AIM OF THE TASK - From the records, report how many lines hold the word "Configura", with the number as the sole reply.

[App and web page records]
____
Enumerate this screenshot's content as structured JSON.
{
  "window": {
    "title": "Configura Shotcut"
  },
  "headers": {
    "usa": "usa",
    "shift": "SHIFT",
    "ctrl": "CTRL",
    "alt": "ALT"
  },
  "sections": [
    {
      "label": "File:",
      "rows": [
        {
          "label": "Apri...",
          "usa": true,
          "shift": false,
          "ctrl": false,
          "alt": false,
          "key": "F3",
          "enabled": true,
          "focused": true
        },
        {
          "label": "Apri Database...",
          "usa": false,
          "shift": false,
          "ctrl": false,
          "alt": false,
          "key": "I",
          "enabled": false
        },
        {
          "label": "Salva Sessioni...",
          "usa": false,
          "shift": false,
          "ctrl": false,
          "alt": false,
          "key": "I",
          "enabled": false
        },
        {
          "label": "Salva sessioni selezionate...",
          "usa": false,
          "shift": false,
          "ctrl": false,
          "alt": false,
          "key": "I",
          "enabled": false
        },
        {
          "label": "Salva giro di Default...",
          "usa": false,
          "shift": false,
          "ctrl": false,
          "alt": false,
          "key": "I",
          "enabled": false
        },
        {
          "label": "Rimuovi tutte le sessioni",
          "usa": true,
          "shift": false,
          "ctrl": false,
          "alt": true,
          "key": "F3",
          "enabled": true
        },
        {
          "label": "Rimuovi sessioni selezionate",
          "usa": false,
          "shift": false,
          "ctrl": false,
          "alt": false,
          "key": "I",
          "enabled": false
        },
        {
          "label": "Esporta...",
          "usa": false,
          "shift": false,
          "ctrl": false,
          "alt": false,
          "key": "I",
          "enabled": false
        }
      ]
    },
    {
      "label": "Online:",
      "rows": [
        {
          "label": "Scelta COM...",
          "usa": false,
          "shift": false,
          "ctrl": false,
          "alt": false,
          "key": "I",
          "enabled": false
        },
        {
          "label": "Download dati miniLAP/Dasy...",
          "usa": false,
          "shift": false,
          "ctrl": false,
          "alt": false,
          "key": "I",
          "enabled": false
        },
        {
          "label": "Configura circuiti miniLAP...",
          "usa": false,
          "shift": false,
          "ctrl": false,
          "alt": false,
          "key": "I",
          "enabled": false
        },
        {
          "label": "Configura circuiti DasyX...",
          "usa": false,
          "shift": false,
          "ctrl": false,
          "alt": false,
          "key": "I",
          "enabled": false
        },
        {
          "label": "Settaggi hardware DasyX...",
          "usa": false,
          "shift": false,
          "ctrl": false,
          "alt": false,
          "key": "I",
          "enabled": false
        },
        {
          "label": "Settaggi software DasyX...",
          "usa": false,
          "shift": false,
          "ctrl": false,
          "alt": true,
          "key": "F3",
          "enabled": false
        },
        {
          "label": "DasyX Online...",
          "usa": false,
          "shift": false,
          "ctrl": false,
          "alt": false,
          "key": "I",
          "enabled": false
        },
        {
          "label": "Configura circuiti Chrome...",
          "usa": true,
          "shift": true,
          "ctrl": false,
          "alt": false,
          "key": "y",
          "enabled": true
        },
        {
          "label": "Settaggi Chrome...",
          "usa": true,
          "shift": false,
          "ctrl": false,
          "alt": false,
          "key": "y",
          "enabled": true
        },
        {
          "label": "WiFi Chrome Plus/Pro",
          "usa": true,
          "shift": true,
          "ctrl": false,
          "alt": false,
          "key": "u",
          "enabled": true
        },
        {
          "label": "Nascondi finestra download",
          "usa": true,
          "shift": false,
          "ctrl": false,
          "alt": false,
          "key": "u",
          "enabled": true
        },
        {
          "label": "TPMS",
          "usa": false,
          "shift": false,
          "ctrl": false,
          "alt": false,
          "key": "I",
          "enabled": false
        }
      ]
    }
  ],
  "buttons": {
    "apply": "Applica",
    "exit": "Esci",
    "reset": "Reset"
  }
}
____
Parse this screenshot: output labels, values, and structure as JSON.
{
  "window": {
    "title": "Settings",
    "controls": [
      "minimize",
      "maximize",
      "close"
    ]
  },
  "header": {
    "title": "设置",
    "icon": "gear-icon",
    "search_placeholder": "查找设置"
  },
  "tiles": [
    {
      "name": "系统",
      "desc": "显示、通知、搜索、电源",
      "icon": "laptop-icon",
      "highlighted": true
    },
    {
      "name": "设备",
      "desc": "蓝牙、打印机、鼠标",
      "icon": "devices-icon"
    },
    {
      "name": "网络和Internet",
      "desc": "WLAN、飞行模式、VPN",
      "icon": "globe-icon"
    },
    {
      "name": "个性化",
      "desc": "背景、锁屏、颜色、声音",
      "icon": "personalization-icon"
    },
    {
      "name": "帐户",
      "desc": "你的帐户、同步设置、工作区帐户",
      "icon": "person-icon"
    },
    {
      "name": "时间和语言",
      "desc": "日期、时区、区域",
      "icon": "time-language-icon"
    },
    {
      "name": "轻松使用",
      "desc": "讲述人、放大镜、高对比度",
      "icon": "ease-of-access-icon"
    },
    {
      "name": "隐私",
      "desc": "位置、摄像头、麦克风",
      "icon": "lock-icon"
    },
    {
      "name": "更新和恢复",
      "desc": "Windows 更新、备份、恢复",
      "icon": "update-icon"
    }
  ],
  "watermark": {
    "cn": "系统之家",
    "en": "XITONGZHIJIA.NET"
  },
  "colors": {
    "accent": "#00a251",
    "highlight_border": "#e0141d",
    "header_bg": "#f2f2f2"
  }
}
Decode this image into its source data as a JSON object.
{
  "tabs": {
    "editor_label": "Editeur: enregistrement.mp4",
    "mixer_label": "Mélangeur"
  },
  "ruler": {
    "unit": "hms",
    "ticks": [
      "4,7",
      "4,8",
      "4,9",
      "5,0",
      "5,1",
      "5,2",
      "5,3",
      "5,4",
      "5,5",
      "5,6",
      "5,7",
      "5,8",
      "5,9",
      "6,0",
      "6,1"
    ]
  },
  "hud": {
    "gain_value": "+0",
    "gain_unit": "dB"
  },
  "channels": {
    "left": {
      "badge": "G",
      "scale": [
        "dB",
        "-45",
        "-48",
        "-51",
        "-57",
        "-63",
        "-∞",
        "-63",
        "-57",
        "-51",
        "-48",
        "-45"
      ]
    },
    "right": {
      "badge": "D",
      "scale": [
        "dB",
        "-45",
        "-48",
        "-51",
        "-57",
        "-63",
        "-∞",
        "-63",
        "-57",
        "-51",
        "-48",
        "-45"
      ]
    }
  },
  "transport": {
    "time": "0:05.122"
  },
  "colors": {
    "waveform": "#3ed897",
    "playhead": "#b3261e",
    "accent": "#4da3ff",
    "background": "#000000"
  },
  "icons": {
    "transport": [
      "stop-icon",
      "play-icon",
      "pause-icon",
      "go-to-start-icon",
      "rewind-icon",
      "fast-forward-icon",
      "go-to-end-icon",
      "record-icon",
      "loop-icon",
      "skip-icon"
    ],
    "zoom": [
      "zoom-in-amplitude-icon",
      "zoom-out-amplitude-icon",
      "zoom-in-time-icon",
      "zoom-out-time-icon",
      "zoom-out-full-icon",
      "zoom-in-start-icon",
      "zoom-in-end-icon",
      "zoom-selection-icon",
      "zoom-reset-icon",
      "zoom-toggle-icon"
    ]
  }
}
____
SOLUTION FOR THIS EXERCISE - 4